Botswana has two main zebra migration routes. In the dry season, the zebras are around the Okavango Delta and the Chobe River floodplain. When the rains begin in November or early December, there is a migration from southeastern Delta to the Makgadikgadi Pans and back. The other migration route is from the Chobe floodplains to Nxai Pan National Park, which typically takes around 14 to 20 days.
The grasses in Nxai Pan contain more minerals and protein content than the ones in the Okavango Delta or the Chobe floodplains. This is why the zebras migrate. Rich and nutritious, the grass attracts up to 30,000 zebras every year.
In the 1950s and 1960s, Botswana put up extensive veterinary fences to combat foot-and-mouth disease in domestic cattle. These fences stretched for hundreds of kilometers, blocking migration routes. From about 1968, no zebra could migrate. It wasn’t until around 2004 that the fences were removed, and what happened next was extraordinary. Within three years of the fences being removed, some of the zebras had started to migrate again. No living zebra could possibly have remembered the routes, so it is believed that the zebras instinctively followed the same ancient migration patterns as generations before them.
We had come to see the zebras that had taken the Chobe – Nxai Pan migration route. These zebras spend the harshest of the dry months around the Caprivi Strip in northeastern Namibia, as well as on the Chobe River floodplain, which forms the Namibia–Botswana border. When the rains begin in early December, they begin their journey southward. The journey is mostly in a direct linear path, but some zebras take less direct routes. About two to three weeks later, they arrive in Nxai Pan National Park, where they disperse throughout the area for about three months. The females give birth during this time, and the pan is dotted with countless playful zebra foals.
We discovered that there was much more to see than just the zebras while exploring the pan. Large groups of giraffes gracefully undulated towards the acacia bushes, while herds of white-faced springbok, sometimes thousands strong, stretched out across the pan. The playful young males twisted and levered each other with their horns, practising for later, when such skills would become important for establishing dominance and breeding rights. Shy bat-eared foxes, with their oversized ears, walked quietly, listening for insects. A male and female ostrich protectively shepherded their flock of young, and several desert-adapted elephants ambled across the pan remarkably quietly, given their size.
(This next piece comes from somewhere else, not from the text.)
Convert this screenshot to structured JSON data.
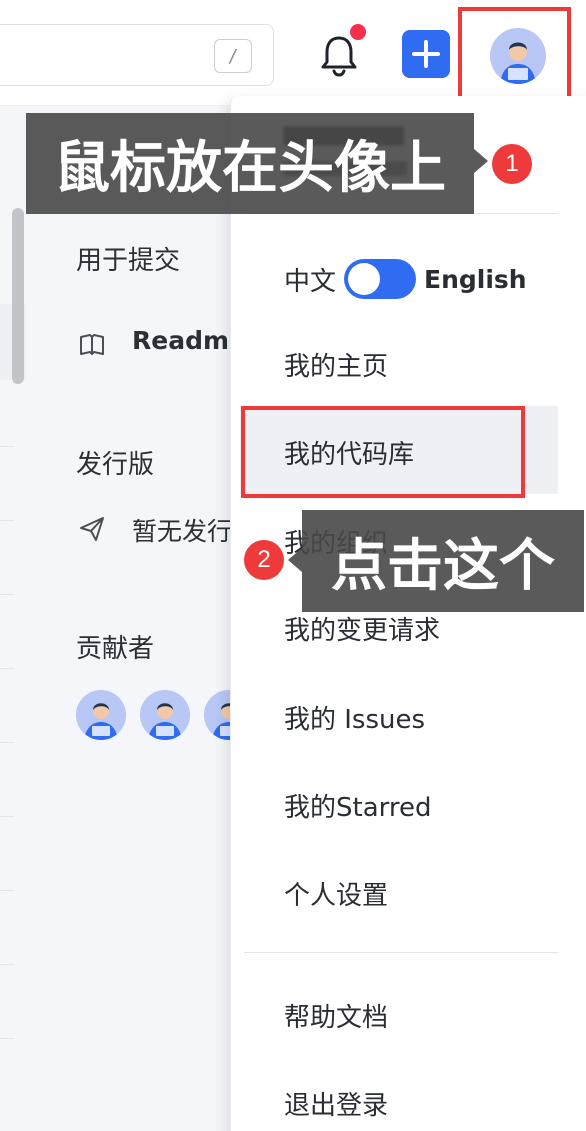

The elephants here are sometimes called the ‘ghosts of Nxai Pan’ because the white clay from the fossil pan sticks to their skin, giving them a whitish-grey hue. We searched for the famous black-manned Kalahari lions and cheetah, whose speed is perfectly suited to the flat expensive landscape, but saw only their tracks in the sand.
The zebra’s home in Nxai Pan and the camp from where we based ourselves during our visit, the African Bush Camp’s Migration Expeditions camp, are all temporary homes that only exist seasonally. The camp is eco-sensitive and comprises four Meru-style canvas tents, each with comfortable beds and en-suite bathrooms with basins and bucket showers. The spacious dining and lounge tent has a chef who conjures up incredible meals given the remoteness of the location, so we never felt as if we were “roughing it” despite being in the remote wilds of Nxai Pan.
Botswana’s zebra migration is one of Africa’s best-kept secrets. The chance to see thousands of zebras moving across the raw Botswana landscapes is an experience that few travelers ever get to experience, but it is definitely worth it.